> [Aim of the exercise]: Below are the records; copy every line in them that holds the string "data".

─── Provided material

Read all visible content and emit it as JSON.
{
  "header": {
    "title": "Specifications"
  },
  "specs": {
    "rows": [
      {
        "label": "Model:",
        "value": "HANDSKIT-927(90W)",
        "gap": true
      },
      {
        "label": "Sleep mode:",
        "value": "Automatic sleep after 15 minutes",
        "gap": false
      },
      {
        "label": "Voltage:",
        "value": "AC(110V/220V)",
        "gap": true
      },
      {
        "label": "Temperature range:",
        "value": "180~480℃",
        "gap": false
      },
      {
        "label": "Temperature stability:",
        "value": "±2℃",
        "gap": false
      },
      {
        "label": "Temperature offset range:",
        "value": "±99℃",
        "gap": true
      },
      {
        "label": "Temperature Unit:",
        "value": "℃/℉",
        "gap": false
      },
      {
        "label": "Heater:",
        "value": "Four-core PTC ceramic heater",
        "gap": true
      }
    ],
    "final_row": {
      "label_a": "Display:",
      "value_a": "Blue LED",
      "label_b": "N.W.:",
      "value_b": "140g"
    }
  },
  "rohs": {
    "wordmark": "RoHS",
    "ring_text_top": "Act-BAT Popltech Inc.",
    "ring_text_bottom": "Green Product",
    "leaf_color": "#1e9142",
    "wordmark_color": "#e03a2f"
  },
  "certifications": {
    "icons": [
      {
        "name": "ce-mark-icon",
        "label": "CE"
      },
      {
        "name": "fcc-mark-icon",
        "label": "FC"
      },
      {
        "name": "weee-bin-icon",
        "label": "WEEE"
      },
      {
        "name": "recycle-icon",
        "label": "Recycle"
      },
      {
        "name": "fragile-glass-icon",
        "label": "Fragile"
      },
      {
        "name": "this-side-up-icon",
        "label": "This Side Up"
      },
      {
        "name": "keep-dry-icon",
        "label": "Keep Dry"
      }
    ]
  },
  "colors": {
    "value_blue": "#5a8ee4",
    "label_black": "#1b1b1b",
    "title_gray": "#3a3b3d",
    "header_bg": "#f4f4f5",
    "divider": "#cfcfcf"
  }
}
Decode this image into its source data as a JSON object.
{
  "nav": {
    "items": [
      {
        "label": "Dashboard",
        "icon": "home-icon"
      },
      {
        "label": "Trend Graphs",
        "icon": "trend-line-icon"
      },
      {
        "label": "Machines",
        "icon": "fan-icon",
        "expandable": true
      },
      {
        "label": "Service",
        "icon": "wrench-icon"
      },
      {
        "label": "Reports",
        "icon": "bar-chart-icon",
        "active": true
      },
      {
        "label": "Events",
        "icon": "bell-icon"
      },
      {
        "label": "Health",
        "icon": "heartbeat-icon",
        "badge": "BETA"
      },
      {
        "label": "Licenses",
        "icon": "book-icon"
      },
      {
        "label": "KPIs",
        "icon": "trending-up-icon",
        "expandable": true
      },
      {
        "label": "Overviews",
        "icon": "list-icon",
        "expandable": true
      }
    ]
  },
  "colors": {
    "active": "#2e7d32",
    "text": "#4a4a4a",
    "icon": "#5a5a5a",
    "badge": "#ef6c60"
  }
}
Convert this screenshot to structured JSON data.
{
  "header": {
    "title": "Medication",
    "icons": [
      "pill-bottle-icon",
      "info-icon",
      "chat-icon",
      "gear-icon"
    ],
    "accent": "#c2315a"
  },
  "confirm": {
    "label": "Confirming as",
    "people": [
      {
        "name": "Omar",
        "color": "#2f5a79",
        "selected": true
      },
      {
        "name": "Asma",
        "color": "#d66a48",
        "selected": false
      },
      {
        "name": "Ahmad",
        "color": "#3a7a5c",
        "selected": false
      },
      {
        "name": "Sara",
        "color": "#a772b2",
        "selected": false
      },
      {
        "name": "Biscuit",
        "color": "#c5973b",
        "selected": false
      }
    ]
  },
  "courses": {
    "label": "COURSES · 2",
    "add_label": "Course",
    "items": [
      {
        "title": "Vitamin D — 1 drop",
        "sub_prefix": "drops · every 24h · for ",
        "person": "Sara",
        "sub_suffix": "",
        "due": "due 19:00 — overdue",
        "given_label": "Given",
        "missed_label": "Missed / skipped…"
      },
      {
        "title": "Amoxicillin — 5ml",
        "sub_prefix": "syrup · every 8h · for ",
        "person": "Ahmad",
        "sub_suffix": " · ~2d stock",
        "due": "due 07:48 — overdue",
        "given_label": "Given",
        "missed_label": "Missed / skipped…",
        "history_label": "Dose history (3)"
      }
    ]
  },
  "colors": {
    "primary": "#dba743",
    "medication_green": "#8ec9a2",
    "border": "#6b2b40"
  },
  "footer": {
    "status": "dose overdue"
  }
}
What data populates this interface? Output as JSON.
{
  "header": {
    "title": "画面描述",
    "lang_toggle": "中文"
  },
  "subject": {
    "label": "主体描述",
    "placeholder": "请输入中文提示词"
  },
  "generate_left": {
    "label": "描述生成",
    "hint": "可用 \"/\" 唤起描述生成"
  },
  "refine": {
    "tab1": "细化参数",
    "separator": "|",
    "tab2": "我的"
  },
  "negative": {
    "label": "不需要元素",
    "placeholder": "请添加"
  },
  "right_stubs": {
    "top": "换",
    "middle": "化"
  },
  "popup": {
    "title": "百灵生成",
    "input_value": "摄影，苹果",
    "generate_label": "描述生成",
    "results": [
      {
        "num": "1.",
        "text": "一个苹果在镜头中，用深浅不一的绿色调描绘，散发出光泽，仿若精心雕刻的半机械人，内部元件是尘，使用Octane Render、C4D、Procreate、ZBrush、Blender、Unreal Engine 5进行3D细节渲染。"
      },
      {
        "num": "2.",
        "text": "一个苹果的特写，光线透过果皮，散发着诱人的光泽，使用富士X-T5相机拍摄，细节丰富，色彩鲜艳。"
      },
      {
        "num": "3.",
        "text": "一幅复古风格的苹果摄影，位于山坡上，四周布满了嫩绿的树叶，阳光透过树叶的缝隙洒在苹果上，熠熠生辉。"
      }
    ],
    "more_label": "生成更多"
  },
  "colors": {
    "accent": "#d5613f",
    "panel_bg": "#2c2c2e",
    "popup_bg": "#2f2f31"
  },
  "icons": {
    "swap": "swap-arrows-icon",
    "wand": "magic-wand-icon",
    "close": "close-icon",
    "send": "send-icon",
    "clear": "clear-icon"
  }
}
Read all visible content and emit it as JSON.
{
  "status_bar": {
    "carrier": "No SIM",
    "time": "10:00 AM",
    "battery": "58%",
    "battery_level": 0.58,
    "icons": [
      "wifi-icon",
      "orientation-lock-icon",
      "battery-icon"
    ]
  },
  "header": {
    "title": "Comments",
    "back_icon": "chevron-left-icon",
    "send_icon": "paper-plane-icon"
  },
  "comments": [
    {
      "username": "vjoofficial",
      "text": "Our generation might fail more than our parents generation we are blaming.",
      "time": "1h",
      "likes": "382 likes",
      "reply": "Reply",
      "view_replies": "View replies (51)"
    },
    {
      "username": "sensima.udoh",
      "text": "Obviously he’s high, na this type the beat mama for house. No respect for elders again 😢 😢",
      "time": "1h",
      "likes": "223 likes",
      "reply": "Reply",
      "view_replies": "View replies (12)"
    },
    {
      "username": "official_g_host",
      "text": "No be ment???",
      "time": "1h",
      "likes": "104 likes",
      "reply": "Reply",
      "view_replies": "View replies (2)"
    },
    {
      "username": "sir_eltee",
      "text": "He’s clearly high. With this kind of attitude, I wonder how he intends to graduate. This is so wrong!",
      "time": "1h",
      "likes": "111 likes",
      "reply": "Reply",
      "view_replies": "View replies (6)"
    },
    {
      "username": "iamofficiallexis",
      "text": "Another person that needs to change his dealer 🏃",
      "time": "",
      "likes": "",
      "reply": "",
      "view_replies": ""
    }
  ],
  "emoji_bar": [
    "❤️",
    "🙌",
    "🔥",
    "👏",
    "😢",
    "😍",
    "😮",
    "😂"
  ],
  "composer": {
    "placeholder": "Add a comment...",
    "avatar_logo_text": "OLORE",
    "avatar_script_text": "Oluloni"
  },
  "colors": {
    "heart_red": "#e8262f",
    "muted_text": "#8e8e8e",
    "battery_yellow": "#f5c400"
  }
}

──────

> [Response area]:
Decode this image into its source data as a JSON object.
Convert this screenshot to structured JSON data.
What data populates this interface? Output as JSON.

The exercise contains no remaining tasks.